**REQUIRED WORK**
Gather every line from the entries below that includes "heading".

(Data about app and page elements)
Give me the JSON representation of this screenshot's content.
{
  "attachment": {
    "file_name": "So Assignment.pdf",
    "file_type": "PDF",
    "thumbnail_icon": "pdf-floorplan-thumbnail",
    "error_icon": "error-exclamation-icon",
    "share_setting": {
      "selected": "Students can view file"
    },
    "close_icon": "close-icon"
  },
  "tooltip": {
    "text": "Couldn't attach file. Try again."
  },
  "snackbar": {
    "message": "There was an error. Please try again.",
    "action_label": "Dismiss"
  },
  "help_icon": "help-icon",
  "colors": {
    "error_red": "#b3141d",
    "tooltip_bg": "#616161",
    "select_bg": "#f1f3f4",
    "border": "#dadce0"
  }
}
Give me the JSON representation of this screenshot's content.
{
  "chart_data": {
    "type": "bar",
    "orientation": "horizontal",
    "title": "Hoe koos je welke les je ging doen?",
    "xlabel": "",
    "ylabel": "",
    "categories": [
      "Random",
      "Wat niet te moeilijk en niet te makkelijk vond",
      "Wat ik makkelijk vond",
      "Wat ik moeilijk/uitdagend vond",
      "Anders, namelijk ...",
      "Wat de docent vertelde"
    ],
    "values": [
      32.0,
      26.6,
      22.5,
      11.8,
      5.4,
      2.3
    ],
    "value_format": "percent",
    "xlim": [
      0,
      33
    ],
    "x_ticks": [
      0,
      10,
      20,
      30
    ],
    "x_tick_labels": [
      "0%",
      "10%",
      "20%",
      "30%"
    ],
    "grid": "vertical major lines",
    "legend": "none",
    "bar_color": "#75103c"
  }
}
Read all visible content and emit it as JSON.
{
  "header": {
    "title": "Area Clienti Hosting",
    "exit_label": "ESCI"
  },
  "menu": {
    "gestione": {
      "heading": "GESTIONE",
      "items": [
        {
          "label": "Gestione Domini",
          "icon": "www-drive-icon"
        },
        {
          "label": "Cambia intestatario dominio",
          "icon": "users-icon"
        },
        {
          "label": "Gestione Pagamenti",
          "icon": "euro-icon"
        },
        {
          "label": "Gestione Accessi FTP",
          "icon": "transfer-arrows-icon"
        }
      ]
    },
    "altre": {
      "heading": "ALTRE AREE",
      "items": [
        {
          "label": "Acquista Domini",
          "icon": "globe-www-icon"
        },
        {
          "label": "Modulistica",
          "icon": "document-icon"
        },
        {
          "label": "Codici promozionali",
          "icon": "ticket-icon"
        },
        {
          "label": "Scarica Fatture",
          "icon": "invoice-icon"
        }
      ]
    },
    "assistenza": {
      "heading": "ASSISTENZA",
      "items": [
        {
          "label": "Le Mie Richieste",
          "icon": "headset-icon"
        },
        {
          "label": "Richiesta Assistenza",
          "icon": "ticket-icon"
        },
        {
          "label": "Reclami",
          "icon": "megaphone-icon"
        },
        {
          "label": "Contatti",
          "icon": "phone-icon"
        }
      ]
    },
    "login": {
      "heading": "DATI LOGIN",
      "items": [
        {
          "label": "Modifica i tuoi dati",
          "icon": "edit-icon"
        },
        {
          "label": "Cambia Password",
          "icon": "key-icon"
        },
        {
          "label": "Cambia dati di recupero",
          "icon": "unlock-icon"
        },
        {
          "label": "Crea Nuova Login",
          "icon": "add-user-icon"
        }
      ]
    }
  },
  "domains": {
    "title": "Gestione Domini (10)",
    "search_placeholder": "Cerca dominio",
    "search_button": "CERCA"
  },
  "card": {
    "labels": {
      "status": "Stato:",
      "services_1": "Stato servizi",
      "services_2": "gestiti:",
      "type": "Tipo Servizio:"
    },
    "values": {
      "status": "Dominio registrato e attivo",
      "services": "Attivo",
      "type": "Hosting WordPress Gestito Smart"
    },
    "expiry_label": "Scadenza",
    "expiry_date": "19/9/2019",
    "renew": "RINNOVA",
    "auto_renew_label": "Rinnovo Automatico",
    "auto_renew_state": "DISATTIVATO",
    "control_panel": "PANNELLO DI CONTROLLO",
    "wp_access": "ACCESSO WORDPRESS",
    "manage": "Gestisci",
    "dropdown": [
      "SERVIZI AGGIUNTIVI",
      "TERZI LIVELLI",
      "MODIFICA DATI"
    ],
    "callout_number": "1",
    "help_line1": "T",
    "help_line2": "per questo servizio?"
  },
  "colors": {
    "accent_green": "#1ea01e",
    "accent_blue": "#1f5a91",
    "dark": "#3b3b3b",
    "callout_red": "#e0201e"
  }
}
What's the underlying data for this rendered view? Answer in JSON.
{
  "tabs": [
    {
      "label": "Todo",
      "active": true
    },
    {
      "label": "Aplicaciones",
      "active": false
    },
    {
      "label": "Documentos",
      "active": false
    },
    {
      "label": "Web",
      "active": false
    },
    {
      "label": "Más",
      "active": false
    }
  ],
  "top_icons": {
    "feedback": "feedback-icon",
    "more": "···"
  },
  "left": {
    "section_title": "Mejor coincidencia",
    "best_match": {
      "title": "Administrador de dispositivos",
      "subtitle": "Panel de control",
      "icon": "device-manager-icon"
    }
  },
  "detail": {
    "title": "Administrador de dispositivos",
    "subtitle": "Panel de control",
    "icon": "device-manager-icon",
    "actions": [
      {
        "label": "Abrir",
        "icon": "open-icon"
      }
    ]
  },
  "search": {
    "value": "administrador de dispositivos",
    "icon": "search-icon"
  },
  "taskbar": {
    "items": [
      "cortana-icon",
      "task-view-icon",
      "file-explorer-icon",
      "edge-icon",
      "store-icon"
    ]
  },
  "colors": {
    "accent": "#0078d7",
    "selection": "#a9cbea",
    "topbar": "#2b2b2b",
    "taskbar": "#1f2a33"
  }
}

**ANSWER SPACE**
      "heading": "GESTIONE",
      "heading": "ALTRE AREE",
      "heading": "ASSISTENZA",
      "heading": "DATI LOGIN",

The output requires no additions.